Is Wintergirls, Laurie Halse Anderson's young adult novel about anorexia and bulimia, a dangerous trigger for eating-disordered readers, a thoughtful examination of a terrible disease, or both? We read it to find out. [Spoilers follow.]
Much of the book could certainly trigger a vulnerable reader. It tells the story of Lia, who spirals into anorexia and cutting after the death of her best friend Cassie, who was bulimic. Like many anorexics, Lia knows how many calories are in everything she eats, and her descriptions of her meals ("I eat ten raisins (16) and five almonds (35) and a green-bellied pear (121) (= 172)") could certainly serve as instruction and motivation for disordered eating. So could her reports of her steadily dropping weight and ever-lower goal, the pro-ana websites she visits (though, thankfully, Anderson doesn't include actual web addresses), and the tricks she uses to make her family think she's eating. Most disturbing, though, is the way Lia thinks about her illness and her recovery. Anderson writes,
[The doctors] are morons. This body has a different metabolism. This body hates dragging around the chains they wrapped around it. Proof? At 099.00 I think clearer, look better, feel stronger. When I reach the next goal, it will be all that, and more.
Goal number two is 095.00, the perfect point of balance. At 095.00, I will be pure. Light enough to walk with my head up, meaty enough to fool everyone. And 095.00, I will have the strength to stay in control.
At 090.00, I will soar. That's Goal Number Three.
To the non-sufferer, this thinking is distorted and scary, but to anyone with a tendency toward anorexia, it may sound all too reasonable. Lia's thoughts about herself may be far more triggering than her calorie-counting or meal-avoiding strategies — they may convince girls that their own disordered thoughts are normal or even correct.
Some have argued that the book's triggering qualities are mitigated by how terrifying its portrayal of anorexia and bulimia is. Jack Martin of the New York Public Library told the Times, "It's so horrific I don't think anybody would pick this book up and consider it a manual." It's true that the manner of Cassie's death — a ruptured esophagus caused by her bulimia — is incredibly disturbing, and that the deeper Lia descends into anorexia and cutting the more she feels self-loathing rather than strength. But a Times commenter says, "it doesn't matter if you describe the 'horrors.' i'll read right past it and go for what i want," and this may be true for many sufferers.

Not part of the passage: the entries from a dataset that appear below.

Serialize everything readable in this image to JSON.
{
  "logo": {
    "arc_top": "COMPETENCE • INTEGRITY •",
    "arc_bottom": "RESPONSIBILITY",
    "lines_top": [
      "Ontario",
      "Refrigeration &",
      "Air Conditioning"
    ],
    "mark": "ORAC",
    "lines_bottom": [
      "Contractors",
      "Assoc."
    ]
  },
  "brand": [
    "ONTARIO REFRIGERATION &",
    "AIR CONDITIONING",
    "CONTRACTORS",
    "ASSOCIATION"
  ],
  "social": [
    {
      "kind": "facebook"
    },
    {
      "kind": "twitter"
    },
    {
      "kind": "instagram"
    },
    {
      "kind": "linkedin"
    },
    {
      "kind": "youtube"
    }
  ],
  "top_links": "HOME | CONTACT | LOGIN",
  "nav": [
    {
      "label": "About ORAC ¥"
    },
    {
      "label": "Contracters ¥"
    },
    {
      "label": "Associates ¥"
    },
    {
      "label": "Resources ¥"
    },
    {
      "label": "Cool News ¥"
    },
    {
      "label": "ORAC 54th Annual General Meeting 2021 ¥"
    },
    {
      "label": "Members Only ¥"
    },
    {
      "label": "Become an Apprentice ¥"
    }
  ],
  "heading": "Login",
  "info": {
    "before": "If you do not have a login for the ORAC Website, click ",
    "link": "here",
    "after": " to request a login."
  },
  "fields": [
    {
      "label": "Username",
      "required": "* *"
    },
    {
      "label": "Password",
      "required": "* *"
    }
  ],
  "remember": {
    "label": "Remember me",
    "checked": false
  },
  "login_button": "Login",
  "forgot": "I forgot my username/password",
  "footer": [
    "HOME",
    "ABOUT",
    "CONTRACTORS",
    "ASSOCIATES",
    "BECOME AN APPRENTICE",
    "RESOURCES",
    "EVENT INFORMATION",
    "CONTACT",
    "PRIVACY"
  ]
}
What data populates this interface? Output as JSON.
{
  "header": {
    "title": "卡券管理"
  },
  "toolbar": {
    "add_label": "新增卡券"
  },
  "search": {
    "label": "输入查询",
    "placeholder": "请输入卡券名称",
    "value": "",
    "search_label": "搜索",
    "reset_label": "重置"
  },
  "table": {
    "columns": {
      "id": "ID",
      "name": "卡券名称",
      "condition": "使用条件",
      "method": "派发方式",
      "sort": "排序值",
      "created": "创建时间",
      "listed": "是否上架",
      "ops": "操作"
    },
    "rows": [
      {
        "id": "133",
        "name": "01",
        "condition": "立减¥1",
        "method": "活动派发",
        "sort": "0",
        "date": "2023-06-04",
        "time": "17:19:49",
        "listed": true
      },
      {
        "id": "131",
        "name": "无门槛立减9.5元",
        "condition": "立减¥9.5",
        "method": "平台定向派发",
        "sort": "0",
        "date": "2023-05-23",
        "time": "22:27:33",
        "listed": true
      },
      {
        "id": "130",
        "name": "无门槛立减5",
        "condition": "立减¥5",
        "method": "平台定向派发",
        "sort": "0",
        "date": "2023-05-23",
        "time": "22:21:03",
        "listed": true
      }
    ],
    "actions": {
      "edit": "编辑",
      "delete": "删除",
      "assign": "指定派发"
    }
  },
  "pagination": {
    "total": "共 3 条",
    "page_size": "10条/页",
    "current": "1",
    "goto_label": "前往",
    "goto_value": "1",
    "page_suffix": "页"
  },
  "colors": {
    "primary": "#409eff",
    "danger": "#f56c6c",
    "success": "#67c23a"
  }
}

The real reason Wintergirls is a worthwhile book isn't that it will scare people away from eating disorders — it might do the opposite. It's that Anderson offers insight into a difficult subject, one that is much-discussed but frequently misunderstood. Especially strong is her treatment of Lia's family. While at first it's tempting to think that Lia's parents' divorce "caused" her eating disorder, the book ultimately resists such easy conclusions. Lia's mother, father, stepmother, and stepsister all come across as complex characters who influence Lia for both good and bad, and whose relationships with Lia will all be important as she begins her recovery. Anderson renders anorexia as a complicated disease with many interrelated causes, but she also emphasizes the importance of family in Lia's treatment — both these messages are worth sharing.
Cynthia M. Bulik, director of an eating disorder program, may have the best take on the book. She told the Times, "Books such as these should be read with careful parental supervision. In the best of all possible worlds, this could be a conversation starter between parents and teens rather than a dark world that teens enter alone reading the book in isolation." Read without discussion or supervision, Wintergirls could indeed be triggering. But read as part of a conversation — or, perhaps, read by parents and other family members — the book could help make some teens' worlds a little less dark.
Earlier: Are Teen Girls Really That Fragile?